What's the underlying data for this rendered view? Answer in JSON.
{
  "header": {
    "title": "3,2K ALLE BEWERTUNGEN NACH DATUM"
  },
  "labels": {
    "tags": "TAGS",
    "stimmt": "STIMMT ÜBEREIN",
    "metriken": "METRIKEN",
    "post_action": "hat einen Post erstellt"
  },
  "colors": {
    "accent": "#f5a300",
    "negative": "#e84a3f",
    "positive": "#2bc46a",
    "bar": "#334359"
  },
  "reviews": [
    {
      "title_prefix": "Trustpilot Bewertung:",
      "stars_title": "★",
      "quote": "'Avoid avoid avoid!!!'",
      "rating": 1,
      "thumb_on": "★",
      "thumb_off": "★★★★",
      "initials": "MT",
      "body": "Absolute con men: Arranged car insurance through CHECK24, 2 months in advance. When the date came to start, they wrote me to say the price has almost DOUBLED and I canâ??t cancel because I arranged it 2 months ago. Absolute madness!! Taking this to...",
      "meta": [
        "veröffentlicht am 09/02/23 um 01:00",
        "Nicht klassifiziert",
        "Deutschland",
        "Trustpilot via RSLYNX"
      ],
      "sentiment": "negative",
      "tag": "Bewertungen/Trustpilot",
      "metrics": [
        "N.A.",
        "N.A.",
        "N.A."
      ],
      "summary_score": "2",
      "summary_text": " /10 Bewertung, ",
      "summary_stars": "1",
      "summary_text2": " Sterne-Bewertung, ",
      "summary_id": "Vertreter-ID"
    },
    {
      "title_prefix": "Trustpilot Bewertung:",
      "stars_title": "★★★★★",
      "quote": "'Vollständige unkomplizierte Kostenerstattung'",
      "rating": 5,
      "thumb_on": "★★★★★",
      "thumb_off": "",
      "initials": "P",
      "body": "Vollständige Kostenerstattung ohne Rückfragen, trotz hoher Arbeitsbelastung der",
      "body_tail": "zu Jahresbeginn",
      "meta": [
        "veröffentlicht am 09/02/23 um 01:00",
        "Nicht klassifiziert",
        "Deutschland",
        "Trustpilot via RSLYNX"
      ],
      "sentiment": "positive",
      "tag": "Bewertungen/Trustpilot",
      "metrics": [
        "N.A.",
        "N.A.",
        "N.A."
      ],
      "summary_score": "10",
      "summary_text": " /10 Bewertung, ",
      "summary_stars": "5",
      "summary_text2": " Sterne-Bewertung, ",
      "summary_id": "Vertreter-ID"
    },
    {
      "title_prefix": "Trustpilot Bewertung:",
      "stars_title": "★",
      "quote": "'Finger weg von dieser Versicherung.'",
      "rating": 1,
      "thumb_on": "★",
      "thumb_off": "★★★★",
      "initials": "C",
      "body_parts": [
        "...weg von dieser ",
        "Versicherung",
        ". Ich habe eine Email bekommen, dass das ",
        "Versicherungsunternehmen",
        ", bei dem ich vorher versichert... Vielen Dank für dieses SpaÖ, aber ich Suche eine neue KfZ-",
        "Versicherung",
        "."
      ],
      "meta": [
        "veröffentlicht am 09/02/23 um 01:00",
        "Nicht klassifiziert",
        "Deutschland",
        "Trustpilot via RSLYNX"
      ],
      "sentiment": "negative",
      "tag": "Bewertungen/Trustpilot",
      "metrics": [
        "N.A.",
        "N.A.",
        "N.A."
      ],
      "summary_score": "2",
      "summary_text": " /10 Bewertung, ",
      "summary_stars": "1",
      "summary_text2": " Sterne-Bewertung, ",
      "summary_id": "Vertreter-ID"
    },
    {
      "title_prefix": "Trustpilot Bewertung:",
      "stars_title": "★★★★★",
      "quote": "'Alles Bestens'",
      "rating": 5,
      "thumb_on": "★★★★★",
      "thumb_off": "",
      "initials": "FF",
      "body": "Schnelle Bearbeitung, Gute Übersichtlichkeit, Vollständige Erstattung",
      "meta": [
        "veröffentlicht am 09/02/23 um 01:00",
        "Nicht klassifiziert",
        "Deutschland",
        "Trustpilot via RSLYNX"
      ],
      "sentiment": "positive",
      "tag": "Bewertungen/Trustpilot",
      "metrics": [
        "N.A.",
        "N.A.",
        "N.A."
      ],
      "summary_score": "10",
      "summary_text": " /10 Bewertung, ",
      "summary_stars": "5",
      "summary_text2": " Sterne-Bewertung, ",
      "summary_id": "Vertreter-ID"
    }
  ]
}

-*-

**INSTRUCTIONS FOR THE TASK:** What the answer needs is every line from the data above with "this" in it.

**EXERCISE RESULT:**
What's the underlying data for this rendered view? Answer in JSON.
      "body": "Absolute con men: Arranged car insurance through CHECK24, 2 months in advance. When the date came to start, they wrote me to say the price has almost DOUBLED and I canâ??t cancel because I arranged it 2 months ago. Absolute madness!! Taking this to...",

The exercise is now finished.